WORK REQUEST:
If a line of the entries below includes the word "Solano", it counts; state the total and nothing further.

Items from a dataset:
* * * * *

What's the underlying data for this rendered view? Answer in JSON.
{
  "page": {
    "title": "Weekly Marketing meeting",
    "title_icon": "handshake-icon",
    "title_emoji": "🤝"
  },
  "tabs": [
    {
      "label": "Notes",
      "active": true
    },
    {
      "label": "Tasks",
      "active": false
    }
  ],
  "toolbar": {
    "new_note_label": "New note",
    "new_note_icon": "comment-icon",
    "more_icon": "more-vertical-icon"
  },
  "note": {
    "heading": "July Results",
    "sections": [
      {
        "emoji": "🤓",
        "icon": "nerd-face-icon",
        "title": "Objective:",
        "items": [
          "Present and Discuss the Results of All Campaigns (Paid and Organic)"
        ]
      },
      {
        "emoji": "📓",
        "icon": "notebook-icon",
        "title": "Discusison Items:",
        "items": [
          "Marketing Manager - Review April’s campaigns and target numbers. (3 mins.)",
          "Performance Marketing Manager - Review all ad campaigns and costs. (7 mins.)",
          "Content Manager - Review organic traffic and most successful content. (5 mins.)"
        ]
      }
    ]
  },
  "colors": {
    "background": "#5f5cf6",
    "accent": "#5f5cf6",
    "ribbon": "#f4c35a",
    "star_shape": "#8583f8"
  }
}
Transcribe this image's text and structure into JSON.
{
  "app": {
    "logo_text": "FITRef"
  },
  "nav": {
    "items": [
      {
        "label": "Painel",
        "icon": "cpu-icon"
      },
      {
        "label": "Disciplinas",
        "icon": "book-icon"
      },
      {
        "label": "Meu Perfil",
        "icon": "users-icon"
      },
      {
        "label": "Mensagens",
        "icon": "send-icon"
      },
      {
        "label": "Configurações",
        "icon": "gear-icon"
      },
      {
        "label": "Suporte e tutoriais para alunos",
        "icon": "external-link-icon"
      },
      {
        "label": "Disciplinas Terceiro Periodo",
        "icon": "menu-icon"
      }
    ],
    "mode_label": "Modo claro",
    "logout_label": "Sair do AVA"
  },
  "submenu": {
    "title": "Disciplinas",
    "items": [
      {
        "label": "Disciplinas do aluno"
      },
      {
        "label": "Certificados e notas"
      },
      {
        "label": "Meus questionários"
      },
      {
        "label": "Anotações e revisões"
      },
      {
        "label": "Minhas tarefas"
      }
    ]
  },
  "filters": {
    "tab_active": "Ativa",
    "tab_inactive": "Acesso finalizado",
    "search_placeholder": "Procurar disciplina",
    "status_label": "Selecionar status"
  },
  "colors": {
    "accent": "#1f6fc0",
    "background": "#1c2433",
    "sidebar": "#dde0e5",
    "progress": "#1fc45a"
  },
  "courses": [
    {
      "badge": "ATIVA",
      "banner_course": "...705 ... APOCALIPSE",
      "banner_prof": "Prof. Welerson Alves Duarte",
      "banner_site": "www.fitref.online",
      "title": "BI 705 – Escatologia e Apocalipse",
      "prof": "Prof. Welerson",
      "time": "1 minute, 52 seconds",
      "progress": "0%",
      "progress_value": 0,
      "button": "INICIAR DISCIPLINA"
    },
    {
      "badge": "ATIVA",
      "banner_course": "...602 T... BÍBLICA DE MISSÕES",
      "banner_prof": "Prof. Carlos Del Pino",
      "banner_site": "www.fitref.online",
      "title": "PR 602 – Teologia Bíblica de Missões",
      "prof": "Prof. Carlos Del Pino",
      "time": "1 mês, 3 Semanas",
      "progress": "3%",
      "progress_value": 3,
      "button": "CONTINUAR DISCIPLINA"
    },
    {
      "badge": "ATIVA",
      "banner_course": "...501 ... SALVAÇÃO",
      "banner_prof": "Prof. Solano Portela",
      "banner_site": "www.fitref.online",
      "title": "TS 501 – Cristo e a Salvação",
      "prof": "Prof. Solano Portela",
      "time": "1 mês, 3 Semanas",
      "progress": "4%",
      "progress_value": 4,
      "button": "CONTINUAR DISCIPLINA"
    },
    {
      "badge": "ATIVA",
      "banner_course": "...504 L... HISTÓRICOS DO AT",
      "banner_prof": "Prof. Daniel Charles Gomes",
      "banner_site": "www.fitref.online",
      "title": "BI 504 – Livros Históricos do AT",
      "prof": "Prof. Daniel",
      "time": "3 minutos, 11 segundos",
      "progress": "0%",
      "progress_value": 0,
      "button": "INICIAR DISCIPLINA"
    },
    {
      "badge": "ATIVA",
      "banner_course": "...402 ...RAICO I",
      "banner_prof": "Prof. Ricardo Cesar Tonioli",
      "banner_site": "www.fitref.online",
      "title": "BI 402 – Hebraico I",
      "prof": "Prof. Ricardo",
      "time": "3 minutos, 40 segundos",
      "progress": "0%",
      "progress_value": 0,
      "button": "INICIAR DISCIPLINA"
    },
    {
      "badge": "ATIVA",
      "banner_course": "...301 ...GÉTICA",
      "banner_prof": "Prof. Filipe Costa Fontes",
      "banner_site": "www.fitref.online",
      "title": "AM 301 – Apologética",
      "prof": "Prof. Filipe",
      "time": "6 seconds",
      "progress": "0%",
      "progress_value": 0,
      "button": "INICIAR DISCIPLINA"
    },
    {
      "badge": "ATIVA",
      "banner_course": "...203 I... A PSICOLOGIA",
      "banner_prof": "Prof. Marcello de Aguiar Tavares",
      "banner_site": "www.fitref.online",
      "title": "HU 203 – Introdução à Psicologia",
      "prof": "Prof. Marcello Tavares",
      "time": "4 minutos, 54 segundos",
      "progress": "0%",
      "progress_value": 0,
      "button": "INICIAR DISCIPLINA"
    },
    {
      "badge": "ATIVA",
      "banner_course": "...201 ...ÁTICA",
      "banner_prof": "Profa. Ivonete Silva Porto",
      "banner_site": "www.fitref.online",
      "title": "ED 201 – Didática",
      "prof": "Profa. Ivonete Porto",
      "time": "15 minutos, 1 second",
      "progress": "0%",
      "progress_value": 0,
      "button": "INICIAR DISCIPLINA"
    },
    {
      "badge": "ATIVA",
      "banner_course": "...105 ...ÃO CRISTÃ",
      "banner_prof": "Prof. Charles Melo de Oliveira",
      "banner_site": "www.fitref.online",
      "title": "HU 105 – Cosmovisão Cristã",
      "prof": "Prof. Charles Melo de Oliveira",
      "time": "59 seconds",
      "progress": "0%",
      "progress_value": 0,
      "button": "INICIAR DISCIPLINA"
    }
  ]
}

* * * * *

EXERCISE RESULT:
2